- Supports SFTP, Tunneling, HTTP, WebSSH
- Generating manual keys, etc.
Download WebSSH Essential (free)
Shelly is a dedicated SSH client app based on PuTTY. The app is pretty basic and you are greeted with a connection manager screen on startup. Here, your added and recent connections will appear. Shelly doesn’t allow you to have multiple sessions or connections in the free variant.
The terminal supports action-based gestures like you can pinch to increase the font size. Shelly is based on the PuTTY engine and is quite visible when you open it. The Shelly keyboard within the terminal has some extra keys such as Fn, Esc, Ctrl, arrow, and scroll. The premium version has much more offering and the freeware is limited to bare-metal features. In the premium version, you get to generate and import private keys. Additional to that you can keep the session active in the background.
Overall Shelly is a good SSH client but most of the advanced features like key generation, are premium which makes the free one quite basic and unappealing to the power users.
Cipher Algorithms: 3DES, ChaCha20, Blowfish, 3DES.
- SSH Agent and Port Forwarding
- Option to manually generate keys
- Gesture support in the terminal
- Password lock the app
Download Shelly (free)
Termius is the most popular SSH client app for Android and it’s present on iOS as well. The UI is minimal and it looks like a terminal with a modern touch. In comparison with the above-mentioned apps, Termius provides Mosh. In case you don’t know, Mosh is built for mobile SSH clients. This helps your mobile to stay connected to the SSH server even when you hop around different Wi-Fi networks and mobile data.
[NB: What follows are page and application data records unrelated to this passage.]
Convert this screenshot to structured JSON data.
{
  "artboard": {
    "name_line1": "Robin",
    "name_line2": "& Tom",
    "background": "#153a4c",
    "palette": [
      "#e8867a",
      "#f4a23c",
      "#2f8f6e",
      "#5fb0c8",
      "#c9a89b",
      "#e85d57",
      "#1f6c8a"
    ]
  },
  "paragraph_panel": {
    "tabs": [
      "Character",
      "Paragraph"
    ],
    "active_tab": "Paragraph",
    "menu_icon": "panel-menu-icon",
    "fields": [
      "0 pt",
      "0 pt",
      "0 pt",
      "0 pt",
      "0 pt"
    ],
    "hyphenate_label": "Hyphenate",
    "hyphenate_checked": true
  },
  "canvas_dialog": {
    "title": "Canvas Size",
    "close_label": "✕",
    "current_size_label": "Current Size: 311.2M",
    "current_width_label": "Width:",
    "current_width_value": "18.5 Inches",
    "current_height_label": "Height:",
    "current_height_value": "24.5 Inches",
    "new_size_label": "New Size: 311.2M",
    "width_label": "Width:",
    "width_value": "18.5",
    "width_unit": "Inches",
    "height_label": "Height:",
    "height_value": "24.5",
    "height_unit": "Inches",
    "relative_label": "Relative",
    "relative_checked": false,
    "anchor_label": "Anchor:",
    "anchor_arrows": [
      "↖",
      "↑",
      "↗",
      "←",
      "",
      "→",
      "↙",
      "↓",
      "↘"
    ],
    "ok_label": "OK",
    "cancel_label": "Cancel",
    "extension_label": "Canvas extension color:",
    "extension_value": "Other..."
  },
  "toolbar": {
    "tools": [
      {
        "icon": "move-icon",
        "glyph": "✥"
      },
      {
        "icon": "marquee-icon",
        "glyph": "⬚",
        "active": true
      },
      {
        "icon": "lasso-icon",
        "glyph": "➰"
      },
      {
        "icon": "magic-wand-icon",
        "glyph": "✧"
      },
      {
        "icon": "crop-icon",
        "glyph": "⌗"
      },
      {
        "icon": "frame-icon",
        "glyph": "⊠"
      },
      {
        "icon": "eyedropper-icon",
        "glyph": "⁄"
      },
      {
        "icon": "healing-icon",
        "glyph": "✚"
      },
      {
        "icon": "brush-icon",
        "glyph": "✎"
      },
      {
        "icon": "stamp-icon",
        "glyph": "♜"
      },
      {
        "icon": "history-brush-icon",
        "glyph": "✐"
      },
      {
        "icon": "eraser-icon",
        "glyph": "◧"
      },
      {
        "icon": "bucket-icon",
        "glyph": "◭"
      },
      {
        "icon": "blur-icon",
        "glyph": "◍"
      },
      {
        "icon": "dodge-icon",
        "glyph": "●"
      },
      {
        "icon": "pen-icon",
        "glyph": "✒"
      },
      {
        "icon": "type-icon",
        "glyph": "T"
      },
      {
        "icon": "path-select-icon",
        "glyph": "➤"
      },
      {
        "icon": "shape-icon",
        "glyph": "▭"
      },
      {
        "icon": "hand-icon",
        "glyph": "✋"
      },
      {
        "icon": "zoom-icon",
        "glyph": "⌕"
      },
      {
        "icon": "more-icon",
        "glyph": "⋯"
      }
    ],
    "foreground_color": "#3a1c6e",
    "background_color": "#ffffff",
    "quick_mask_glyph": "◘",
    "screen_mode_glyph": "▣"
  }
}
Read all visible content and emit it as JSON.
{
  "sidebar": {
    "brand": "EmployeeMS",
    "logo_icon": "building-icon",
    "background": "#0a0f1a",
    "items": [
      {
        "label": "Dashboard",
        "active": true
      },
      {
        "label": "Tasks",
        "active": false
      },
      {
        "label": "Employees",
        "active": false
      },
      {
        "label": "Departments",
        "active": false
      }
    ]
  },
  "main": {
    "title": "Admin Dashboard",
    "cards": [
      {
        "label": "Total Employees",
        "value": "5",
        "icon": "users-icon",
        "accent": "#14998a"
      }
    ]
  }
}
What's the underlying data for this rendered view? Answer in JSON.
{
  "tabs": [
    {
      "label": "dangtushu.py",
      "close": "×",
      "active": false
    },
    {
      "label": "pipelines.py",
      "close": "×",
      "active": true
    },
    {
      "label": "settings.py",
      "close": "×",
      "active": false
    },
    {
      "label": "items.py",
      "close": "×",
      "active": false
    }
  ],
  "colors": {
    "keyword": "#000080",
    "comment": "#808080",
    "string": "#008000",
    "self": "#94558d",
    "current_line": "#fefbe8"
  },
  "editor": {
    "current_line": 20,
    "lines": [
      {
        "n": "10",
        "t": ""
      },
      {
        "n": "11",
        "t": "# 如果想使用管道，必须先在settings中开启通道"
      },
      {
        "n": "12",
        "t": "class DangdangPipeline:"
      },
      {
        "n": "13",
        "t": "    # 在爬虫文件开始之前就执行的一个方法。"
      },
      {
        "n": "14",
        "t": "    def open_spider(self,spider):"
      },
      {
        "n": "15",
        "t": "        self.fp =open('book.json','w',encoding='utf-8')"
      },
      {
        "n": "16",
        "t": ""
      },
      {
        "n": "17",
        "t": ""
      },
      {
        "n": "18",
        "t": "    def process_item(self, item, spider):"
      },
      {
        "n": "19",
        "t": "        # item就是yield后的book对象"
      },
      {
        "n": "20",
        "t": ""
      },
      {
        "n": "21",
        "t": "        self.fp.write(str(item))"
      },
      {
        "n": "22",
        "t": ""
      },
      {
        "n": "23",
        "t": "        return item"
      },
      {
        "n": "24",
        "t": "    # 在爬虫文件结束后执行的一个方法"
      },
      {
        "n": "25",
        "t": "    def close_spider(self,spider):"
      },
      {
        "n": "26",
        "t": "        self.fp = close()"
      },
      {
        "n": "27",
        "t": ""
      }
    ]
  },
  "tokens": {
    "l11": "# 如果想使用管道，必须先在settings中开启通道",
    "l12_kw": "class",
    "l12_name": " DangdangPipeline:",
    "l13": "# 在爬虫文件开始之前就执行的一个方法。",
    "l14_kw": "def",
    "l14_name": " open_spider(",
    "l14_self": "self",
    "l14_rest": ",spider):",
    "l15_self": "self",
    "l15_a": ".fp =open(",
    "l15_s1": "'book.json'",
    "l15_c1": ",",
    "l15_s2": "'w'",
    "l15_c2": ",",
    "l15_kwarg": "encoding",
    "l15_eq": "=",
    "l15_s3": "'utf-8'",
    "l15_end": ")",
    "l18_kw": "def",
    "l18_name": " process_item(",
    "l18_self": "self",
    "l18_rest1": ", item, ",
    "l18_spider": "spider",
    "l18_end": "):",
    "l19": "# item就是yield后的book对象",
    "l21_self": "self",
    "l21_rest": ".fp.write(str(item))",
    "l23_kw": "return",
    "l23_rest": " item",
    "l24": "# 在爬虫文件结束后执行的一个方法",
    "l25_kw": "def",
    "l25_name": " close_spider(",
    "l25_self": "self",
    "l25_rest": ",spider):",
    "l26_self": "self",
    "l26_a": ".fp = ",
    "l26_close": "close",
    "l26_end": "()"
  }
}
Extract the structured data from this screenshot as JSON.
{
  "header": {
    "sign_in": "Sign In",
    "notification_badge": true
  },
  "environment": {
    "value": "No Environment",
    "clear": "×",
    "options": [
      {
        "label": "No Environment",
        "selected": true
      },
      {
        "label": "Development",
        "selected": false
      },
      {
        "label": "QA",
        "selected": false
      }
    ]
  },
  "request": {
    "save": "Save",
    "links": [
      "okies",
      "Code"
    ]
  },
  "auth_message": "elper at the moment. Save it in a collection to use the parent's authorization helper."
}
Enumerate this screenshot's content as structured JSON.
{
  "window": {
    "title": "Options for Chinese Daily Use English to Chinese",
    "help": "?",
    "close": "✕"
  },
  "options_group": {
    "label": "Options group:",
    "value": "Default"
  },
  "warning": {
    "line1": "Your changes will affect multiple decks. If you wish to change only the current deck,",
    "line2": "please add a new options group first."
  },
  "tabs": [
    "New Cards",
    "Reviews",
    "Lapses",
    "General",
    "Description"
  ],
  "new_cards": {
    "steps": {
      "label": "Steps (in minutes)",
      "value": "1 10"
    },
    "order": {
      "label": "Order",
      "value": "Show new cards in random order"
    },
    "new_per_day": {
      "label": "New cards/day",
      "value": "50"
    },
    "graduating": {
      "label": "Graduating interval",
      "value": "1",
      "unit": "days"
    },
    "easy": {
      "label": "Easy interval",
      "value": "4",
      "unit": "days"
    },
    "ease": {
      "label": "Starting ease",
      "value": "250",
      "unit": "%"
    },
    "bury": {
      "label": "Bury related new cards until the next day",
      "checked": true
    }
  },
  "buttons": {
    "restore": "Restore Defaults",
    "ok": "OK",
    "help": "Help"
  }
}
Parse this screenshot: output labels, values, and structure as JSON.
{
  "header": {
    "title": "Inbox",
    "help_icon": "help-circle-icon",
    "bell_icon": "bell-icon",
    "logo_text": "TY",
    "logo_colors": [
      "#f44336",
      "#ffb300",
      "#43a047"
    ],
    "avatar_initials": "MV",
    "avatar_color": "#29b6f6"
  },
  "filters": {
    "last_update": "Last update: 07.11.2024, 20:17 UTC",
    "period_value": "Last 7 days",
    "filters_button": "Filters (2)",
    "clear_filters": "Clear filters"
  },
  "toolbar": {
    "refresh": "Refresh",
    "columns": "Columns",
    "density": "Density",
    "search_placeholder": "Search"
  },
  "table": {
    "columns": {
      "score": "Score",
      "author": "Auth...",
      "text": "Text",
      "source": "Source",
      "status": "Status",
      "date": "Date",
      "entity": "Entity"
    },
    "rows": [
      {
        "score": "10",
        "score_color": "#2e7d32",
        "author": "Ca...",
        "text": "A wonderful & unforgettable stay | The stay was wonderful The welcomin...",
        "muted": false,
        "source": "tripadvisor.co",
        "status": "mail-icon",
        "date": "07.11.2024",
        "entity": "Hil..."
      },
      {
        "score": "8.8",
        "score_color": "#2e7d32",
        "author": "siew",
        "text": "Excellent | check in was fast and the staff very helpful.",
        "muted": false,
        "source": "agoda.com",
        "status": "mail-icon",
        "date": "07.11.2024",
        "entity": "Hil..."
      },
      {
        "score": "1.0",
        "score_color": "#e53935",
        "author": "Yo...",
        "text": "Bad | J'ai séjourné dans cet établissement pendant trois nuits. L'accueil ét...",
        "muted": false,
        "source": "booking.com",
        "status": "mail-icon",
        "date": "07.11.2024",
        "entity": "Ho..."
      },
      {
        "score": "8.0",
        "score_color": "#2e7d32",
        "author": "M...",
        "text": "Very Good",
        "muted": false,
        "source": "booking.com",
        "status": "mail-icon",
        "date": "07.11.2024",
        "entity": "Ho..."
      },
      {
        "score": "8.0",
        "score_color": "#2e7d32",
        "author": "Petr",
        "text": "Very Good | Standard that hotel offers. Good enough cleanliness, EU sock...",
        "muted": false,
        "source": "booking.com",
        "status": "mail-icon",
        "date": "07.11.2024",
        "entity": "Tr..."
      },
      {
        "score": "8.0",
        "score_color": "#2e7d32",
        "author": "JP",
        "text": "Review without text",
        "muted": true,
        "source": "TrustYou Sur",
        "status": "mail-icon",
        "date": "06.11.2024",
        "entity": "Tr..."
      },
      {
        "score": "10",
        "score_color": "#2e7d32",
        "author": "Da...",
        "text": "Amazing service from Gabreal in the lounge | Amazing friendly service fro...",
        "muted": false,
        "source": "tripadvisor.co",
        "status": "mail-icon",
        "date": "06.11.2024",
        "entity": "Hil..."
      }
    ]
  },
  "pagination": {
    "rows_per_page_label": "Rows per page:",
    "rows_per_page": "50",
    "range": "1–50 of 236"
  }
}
Similar to the above-mentioned apps, Termius also support importing keys or manually generating them. Additionally, you can also export your keys to a text file, PEM, or PPK files and then share your keys with Termius on other devices via iTunes. You can also set up port-forwarding in the app through a GUI interface. It supports local, remote, and dynamic port forwarding.
There is not much to complain about Termius but the error-reporting can definitely be improved. Every time I get a failed connection, it doesn’t open a terminal and describe the error. Either you have to open the logs or click on the error icon which again doesn’t provide enough details about the failed connection.
Cipher Algorithm: AES, DES, 3DES, AES-128, and AES-256.
- Mosh and Telnet
- Multiple connections and sessions
- Option to group multiple hosts in a group
- Local, remote, and dynamic port forwarding
- Option to import and generate keys
- Session Logging in the app
Download Termius (free)
5. Blink Shell
Blink Shell is the only paid app on this list and it’ll set you back around $20. Now, the app does offer some unique features for this price. First of all, it uses Chromium’s HTerm to print the dmesg error faster on the client terminal. The app has the best error-reporting on this list. Whether your host isn’t responding or your T-Mobile doesn’t allow LTE and you need to switch on a VPN, Blink Shell is mostly on point with the error reporting.
Similar to Termius, it uses Mosh which is absolutely necessary for a mobile SSH client. Moreover, it offers the best external keyboard support. It detects trackpad gestures and you can scroll seamlessly with it.
Prompt2 is another paid app but it doesn’t provide Mosh as of now. Additionally, it supports Face ID for authentication.
Cipher Algorithm: AES-128, and AES-256.
- Mosh and SSH
- Port forwarding
- Import and generate keys
- Option to sync keys with iCloud
- Supports both Vim and Emac shortcuts
- Custom Fonts and Themes
Download Blink Shell ($19.99)
Which one should you choose?
If you need an app for regular connection & server manager, Termius would be the ideal choice. The only scenario you should be using GetConsole is if you have SSH agent forwarding. For simple and one-time usage, you can try either WebSSH and Shelly. If you prefer working on an iPad or iPhone, Blink should be in your list of must-buy apps.
That said, if you find something we are missing, voice out your thoughts in the comments below. I would love to hear you out.
Also Read: 6 Best Android SSH Client You Should Try